> Instructions to follow:
Line by line, please look for the word "number" in the following records, then copy each line you find it in.

Element data from apps and pages
===============
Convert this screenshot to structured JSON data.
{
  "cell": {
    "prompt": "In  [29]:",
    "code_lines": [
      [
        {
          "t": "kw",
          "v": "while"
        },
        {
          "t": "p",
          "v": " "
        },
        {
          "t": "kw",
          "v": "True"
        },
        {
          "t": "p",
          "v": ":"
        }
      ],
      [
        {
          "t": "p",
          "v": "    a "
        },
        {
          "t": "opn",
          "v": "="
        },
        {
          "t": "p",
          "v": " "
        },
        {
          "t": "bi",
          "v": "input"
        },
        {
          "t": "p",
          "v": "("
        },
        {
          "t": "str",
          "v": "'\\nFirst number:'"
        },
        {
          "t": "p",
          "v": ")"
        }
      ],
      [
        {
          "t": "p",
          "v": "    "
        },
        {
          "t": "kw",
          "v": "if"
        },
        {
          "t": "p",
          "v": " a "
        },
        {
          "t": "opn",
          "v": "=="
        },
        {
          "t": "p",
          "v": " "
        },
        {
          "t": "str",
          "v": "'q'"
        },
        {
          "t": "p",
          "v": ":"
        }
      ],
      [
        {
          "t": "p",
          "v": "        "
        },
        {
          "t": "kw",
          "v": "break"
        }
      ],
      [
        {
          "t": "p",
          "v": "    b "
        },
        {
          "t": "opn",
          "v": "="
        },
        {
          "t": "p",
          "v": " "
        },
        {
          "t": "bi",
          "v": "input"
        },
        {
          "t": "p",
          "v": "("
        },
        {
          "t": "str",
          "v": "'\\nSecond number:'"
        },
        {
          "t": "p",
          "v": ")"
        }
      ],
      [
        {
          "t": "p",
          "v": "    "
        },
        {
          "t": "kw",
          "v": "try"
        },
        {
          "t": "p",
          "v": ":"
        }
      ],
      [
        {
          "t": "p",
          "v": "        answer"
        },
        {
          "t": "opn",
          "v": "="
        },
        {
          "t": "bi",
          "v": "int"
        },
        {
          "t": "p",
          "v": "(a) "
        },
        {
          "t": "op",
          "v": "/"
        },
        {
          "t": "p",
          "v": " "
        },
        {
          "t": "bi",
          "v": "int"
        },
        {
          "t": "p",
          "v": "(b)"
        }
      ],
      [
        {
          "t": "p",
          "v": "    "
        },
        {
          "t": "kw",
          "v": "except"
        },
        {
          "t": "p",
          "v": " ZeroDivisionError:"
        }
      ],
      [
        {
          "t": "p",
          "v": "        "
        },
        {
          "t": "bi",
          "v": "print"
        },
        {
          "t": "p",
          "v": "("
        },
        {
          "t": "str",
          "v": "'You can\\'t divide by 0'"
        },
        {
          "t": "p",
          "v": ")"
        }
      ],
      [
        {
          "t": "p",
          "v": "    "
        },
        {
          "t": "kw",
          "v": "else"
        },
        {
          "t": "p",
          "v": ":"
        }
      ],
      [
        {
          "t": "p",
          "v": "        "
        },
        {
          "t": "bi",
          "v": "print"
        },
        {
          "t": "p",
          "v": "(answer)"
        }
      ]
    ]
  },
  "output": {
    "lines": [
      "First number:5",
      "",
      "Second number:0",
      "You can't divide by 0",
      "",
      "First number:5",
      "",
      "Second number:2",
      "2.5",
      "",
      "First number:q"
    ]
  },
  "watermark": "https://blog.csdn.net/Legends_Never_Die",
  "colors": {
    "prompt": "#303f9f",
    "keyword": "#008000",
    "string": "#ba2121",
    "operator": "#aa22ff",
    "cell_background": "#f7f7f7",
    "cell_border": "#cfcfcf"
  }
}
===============
> Output for this task:
          "v": "'\\nFirst number:'"
          "v": "'\\nSecond number:'"
      "First number:5",
      "Second number:0",
      "First number:5",
      "Second number:2",
      "First number:q"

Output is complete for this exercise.